> _Exercise details_:
Repeat every record below exactly, leaving out the pictures.

> _Source records_:

※

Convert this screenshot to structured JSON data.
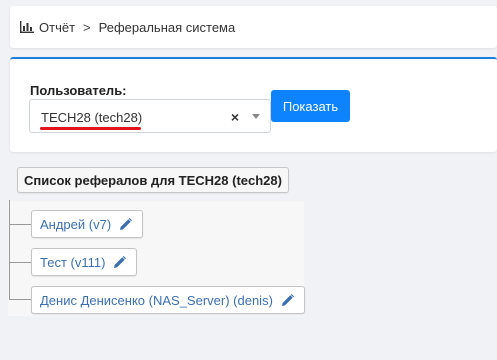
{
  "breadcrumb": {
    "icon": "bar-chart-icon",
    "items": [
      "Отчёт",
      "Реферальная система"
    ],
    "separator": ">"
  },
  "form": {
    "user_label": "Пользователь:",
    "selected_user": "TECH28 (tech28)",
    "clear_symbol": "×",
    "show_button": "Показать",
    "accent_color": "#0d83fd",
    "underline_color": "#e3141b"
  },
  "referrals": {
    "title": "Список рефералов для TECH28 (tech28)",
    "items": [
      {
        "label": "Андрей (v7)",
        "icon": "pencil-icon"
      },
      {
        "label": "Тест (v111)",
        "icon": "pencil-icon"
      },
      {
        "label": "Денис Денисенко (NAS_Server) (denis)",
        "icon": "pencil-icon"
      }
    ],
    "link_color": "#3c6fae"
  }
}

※

> _Exercise answer_:
Convert this screenshot to structured JSON data.
{
  "breadcrumb": {
    "icon": "bar-chart-icon",
    "items": [
      "Отчёт",
      "Реферальная система"
    ],
    "separator": ">"
  },
  "form": {
    "user_label": "Пользователь:",
    "selected_user": "TECH28 (tech28)",
    "clear_symbol": "×",
    "show_button": "Показать",
    "accent_color": "#0d83fd",
    "underline_color": "#e3141b"
  },
  "referrals": {
    "title": "Список рефералов для TECH28 (tech28)",
    "items": [
      {
        "label": "Андрей (v7)",
        "icon": "pencil-icon"
      },
      {
        "label": "Тест (v111)",
        "icon": "pencil-icon"
      },
      {
        "label": "Денис Денисенко (NAS_Server) (denis)",
        "icon": "pencil-icon"
      }
    ],
    "link_color": "#3c6fae"
  }
}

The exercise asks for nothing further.